The rise of gamification within the legal sector is again in evidence (five years after Deloitte predicted gamification as a top 10 tech trend) as Taylor Wessing becomes the first law firm to trial a new video game to assess its trainees’ personality and aptitude.
Cosmic Cadet from psychometric game developer Arctic Shores is being used by Taylor Wessing alongside its traditional assessment methods, after Clifford Chance used the game to test its interns in the summer of 2016. Law firms including Slaughter and May, Withers and Charles Russell Speechlys have also shown interest in the game, with others expected to follow.
Taylor Wessing ran an internal trial of Cosmic Cadet in May of 2016, testing its existing trainees in order to begin validating the results.
With law firms often inundated with applications for training contracts, Cosmic Cadet is used at the very beginning of the application process to help firms decide which candidates should be put forward for interview. The game, which is designed to run alongside rather than be a substitute for more traditional aptitude tests, assesses areas such as candidates’ approach to risk and ability to innovate, social skills and performance under pressure.
The results are ultimately weighted towards a firm’s preferences and, speaking to Legal IT Insider, Arctic Shores founder and managing director Robert Newry, said: “A firm will measure the data we collect against existing people to validate the data and how that matches against what ‘good’ looks like. What you want is to know how the different traits are weighted – we create a bespoke algorithm for each firm and measure it against existing staff. For some firms, learning agility may be more important, or the potential to innovate.”
Candidates are given six challenges and Newry says: “As long as you have a working digit on your hand you can perform the tasks.” The games requires participants to move from planet to planet, with the challenges becoming harder as they move through the planets.
Feedback at Taylor Wessing, where the initiative is being run by graduate recruitment manager Sarah Harte and graduate recruitment partner Amar Ali, has been very positive so far. The UK top 30 firm is using Cosmic Cadet alongside its current recruitment process but not yet relying on the results, with plans to roll out the game more fully in October 2017 if it complements its existing process. Harte said: “One of the biggest attractions for us is the feedback from candidates, who are really positive about it and say it was an enjoyable part of the process.”

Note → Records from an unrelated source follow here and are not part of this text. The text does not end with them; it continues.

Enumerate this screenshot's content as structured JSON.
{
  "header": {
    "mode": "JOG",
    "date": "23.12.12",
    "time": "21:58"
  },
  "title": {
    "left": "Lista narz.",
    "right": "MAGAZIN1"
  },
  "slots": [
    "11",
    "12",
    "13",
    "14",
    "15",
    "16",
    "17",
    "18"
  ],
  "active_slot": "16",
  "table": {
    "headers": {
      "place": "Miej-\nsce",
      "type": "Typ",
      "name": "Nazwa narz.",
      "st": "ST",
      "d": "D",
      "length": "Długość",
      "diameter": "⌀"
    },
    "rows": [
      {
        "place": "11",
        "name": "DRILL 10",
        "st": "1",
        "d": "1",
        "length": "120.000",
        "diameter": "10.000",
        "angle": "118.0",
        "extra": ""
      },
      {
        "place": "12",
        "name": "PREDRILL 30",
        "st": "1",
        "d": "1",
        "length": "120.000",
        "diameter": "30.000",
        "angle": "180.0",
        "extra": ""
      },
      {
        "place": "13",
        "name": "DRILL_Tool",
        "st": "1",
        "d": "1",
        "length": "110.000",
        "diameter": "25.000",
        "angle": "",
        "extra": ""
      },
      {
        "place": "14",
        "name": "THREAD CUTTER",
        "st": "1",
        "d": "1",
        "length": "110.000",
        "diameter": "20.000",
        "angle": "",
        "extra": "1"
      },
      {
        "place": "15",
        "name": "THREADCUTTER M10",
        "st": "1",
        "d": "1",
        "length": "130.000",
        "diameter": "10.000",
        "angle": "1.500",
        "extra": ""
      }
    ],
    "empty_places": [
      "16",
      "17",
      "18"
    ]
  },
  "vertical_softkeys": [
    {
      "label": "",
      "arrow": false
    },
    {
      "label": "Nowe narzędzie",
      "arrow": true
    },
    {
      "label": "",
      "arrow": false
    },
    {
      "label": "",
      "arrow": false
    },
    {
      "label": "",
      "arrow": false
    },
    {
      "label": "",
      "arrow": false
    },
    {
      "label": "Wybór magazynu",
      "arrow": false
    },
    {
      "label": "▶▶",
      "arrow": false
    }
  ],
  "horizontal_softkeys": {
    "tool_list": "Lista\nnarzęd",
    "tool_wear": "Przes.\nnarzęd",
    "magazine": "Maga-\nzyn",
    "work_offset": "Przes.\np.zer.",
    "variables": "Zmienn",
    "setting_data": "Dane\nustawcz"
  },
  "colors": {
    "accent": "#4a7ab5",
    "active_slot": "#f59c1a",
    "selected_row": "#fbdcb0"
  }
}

For firms that use numerical reasoning tests (Taylor Wessing does not), such tests can be biased towards higher socio-economic groups and men. Newry says: “Firms are trying to deal with the social impact problem in other ways but what else is out there before we came along and said ‘you can measure cognitive ability in an engaging way that doesn’t put people through a stressful aptitude test?’
“If someone is on the threshold, this is another data source so that rather than rejecting the candidate outright, they may be shown to be a really good fit in terms of personality traits.”
Arctic Shores also sends each candidate a report about the assessment and Newry adds: “The biggest complaint among candidates is that they put in hours and hours of effort applying for a job and at best get an email back saying they haven’t been accepted. We send them a really nice report, which gives them a better understanding of their strengths and personality traits and can help steer them towards firms that are looking for those qualities.”
Dentons is currently running a trial of Cosmic Cadet in Dubai while outside of legal, the game is used by the likes of Deloitte and RBS on the graduate recruitment side and by Vodafone in its call centres and retail outlets.
Next year the company plans to launch ‘Skyrise City’, a game designed to assess senior management hires through simulation.
Arctic Shores was founded in 2013 and in April 2014 it received a grant from Innovate UK to trial and develop the software. In 2015 it won an award for innovation from the Department for International Trade, Innovate 2015.